BORIS Johnson’s “catalogue of failure” is inflicting poverty on millions of people, the Scottish Greens have warned as the UK was forecast to fall into recession.
The UK’s economy shrank unexpectedly in March as official figures revealed a pullback in consumer spending.
The National Institute of Economic and Social Research (Niesr) think tank predicted on Wednesday that the UK will fall into recession, forecasting a GDP contraction in the third and fourth quarters.
The Government having dismissed the need for further urgent action, including an emergency budget to address the cost-of-living crisis.
The Greens pointed the finger of blame at the “incompetent Prime Minister and a complacent multimillionaire Chancellor”, condemning a lack of concrete action in the Queen’s Speech to help struggling families.
Finance spokesperson Ross Greer said: "The UK Government's catalogue of failure isn't just hurting household budgets, it is plunging people into poverty and preventing our recovery from the pandemic.
"Living standards are falling and the cost of everything from fuel to food is soaring, but, as this week's pathetic announcements showed, Westminster is doing nothing to help.
"The ONS statistics are concerning enough, but they do not show anywhere near the full impact of skyrocketing energy bills, a regressive National Insurance hike and soaring food prices."
The MSP said the Union was hampering Scotland’s economic recovery.
He continued: "With the prospect of runaway inflation looming, it is clear that the Tories have no plan and are offering nothing to the millions of people now having to choose between feeding their families or heating their homes.
"Scotland can do so much better. We should not be paying the price for an incompetent Prime Minister and a complacent multimillionaire Chancellor whose party hasn't even won an election here for 70 years. Yet again, being part of the UK is what's holding us back from making the changes we so desperately need."
The Office for National Statistics (ONS) announced on Wednesday that gross domestic product (GDP) fell by 0.1% month on month in March after growth stalled in February – revised down from the 0.1% previous growth estimate. Experts had expected growth to remain flat in March.
The data shows the impact of soaring inflation on consumer spending, with retail particularly hard hit.
The ONS said the economy grew at its slowest pace for a year in the first quarter overall, with growth of 0.8%, down from 1.3% in the previous three months.
While the expansion means GDP is now 0.7% above levels seen before the pandemic struck, the figures mark the calm before the storm as warnings grow over a recession in the UK due to the cost-of-living crisis.
Rain Newton-Smith, chief economist at the CBI, said: “The economy barely kept its head above the water during a volatile start to the year, but times look set to get that bit tougher.
“Cost pressures and rising prices have tightened their grip, with both businesses and households feeling the pinch. The end result is a weaker economic outlook.
“It’s clear that the most vulnerable households and energy-intensive businesses may need further support.”

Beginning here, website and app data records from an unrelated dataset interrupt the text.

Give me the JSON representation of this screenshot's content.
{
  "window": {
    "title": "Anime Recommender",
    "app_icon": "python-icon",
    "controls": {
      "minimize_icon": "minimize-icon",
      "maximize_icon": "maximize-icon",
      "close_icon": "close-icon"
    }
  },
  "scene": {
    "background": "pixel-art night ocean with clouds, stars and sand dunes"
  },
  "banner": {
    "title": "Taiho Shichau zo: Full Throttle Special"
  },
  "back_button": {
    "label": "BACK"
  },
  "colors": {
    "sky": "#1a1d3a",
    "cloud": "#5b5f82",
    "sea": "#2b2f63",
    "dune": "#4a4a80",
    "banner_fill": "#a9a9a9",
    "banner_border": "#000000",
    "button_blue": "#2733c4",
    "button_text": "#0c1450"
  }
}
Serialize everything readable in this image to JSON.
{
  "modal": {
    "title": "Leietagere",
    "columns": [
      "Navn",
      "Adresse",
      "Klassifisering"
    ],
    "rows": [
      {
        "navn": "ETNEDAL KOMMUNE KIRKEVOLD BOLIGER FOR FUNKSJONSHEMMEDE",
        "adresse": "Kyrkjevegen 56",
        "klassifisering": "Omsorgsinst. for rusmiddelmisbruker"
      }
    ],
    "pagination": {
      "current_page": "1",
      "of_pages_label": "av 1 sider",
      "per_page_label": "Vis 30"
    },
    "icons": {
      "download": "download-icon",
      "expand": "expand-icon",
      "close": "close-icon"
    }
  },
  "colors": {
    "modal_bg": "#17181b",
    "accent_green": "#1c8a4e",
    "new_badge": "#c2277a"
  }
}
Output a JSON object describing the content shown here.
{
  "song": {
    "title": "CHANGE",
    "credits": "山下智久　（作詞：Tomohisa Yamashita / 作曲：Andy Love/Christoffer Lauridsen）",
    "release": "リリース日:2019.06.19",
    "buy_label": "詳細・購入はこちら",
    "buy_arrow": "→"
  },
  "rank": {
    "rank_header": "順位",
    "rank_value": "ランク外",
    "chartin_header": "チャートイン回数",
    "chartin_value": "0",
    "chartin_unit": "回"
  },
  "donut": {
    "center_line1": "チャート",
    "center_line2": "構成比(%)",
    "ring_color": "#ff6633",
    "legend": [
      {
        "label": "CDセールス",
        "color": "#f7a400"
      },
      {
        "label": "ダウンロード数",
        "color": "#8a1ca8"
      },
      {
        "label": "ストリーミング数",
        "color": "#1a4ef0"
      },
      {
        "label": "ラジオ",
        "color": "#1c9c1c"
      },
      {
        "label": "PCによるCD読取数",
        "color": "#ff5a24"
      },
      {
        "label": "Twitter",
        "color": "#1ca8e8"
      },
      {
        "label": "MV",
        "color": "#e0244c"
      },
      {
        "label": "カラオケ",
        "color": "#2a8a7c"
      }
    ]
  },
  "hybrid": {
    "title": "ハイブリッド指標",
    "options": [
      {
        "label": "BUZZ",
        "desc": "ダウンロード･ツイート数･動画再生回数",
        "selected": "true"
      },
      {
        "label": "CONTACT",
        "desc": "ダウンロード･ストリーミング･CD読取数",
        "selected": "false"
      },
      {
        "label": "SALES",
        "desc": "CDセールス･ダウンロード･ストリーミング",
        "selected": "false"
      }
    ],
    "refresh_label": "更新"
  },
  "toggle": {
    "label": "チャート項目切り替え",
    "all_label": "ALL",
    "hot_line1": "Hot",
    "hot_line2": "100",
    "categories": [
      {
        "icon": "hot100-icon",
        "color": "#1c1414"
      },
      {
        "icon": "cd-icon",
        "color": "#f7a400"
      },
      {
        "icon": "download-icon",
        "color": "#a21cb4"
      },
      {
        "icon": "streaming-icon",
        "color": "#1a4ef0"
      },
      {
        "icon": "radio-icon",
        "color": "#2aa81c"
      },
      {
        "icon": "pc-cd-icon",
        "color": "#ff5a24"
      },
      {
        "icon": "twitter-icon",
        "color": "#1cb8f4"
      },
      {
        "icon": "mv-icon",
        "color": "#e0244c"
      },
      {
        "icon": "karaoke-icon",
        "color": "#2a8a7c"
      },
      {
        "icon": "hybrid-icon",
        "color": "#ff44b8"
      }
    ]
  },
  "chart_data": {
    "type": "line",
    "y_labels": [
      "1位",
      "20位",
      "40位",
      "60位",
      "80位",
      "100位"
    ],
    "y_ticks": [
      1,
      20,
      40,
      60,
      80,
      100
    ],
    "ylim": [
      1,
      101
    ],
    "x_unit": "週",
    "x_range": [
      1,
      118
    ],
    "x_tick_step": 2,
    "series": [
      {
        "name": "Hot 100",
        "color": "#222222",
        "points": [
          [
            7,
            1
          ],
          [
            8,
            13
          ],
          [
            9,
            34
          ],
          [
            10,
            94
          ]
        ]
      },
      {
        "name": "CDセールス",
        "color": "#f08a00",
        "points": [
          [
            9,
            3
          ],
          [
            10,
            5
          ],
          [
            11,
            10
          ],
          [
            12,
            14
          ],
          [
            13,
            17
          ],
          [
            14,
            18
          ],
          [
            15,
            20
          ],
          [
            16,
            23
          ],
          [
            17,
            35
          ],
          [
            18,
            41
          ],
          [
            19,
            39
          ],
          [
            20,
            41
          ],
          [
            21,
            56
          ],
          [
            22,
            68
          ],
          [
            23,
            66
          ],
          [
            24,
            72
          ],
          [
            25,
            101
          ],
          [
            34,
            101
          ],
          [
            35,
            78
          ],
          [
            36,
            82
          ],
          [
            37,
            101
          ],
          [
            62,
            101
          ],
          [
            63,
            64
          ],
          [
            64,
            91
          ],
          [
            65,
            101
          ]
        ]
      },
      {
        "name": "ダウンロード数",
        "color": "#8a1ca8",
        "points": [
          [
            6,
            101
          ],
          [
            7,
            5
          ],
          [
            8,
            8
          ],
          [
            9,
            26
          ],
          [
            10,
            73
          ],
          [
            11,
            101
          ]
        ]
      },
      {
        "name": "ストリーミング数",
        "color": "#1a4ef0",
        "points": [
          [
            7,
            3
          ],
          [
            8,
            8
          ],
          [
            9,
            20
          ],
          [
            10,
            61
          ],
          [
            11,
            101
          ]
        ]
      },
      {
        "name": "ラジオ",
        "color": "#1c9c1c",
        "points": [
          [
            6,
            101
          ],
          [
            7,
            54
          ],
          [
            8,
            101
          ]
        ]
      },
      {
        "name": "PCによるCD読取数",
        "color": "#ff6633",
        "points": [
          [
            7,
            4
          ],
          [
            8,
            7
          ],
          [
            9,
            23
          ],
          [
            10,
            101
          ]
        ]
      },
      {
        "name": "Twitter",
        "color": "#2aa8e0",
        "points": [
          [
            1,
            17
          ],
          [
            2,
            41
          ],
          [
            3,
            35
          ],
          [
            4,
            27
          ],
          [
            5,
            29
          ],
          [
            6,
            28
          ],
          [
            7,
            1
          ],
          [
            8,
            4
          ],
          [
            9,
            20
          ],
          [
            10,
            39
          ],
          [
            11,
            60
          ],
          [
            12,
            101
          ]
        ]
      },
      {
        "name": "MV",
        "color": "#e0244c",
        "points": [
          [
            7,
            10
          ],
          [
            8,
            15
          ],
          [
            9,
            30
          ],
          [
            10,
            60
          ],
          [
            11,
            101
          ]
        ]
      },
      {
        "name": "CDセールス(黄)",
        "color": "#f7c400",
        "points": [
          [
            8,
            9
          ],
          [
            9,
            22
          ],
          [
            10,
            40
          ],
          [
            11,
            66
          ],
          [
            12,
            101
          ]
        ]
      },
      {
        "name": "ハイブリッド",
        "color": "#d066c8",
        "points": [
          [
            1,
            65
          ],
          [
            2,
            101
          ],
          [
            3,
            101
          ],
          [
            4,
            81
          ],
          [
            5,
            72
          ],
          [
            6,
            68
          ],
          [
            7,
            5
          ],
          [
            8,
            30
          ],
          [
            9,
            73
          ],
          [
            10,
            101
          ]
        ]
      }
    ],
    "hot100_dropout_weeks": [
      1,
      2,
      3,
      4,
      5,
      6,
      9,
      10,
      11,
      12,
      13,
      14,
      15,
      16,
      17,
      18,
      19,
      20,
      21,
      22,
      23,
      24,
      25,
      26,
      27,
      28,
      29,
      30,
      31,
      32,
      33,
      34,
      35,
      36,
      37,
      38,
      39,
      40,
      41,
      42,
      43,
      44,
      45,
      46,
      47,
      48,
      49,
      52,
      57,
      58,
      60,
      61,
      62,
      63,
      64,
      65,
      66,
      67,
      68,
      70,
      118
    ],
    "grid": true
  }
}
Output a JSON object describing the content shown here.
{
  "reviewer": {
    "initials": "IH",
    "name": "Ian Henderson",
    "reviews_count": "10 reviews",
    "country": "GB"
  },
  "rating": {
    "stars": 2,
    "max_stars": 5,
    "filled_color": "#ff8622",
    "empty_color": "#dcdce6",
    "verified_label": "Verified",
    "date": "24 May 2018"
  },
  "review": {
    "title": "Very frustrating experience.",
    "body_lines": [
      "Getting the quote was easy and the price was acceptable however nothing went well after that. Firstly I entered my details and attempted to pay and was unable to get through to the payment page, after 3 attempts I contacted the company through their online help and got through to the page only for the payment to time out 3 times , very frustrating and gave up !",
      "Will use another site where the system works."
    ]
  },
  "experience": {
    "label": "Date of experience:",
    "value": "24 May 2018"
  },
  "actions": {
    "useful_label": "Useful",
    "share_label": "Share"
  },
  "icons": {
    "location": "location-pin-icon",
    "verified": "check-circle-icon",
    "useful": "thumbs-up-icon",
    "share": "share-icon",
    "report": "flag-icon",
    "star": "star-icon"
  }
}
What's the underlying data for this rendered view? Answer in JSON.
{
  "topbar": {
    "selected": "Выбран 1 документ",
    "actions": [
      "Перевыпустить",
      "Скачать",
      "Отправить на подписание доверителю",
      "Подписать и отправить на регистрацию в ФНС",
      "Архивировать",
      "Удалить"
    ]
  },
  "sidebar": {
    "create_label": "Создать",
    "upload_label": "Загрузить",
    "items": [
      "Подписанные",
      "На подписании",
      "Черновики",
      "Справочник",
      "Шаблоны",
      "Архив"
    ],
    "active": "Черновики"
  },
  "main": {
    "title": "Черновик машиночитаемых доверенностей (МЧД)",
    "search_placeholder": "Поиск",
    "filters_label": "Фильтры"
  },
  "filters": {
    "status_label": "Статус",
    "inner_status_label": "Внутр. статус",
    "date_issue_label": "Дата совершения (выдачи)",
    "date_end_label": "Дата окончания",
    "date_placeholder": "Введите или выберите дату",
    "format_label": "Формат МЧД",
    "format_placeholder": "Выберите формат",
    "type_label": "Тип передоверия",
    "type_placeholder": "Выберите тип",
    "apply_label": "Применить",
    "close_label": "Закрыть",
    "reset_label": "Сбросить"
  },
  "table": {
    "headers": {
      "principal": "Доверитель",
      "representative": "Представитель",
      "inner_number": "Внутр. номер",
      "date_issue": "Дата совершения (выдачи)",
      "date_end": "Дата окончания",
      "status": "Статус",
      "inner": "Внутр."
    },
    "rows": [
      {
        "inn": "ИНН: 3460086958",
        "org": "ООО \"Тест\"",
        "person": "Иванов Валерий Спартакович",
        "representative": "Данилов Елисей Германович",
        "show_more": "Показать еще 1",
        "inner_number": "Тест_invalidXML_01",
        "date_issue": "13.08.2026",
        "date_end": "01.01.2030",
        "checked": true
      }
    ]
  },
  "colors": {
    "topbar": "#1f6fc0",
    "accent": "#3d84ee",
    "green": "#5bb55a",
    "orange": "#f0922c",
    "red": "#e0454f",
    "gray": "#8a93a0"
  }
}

The Bank of England raised interest rates to a 13-year high of 1% last week to try to curb inflation, and warned that the economy is set to stall in the second quarter, before contracting in the final three months and going into reverse overall in 2023.
While it said the UK is set to avoid a technical recession – defined as two quarters in a row of falling GDP – Governor Andrew Bailey said growth will be “very weak”.
In a grim set of forecasts, the bank predicted that household incomes will suffer the second biggest decline on record this year, with inflation expected to peak at more than 10% in October.
Chancellor Rishi Sunak said the UK is facing “anxious times”.
“Our recovery is being disrupted by (Vladimir) Putin’s barbaric invasion of Ukraine and other global challenges, but we are continuing to help people where we can,” he told Sky News.
He added that he cannot make global challenges “disappear”.
“What today’s figures show is that, in spite of global inflationary challenges, the UK economy remains resilient,” he said.
“The economy is bigger than it was before coronavirus, and over the last few months we’ve grown faster than America, Germany, France and Italy, for example.”
Figures from the International Monetary Fund have shown that the UK economy is growing faster than many of its peers in the G7, but it also fell further during the pandemic.
Sunak said: “I know these are anxious times, and, unfortunately, because the challenges we face are global in nature, I can’t just make them all disappear.”
The figures showed the declines in March was led by a 0.2% fall in output from the all-important services sector, with consumer-facing services down 1.8% in a sign of the pressure already being felt among households.
Only the construction sector saw expansion in March, thanks in large part to repair work after the February storms, according to the ONS.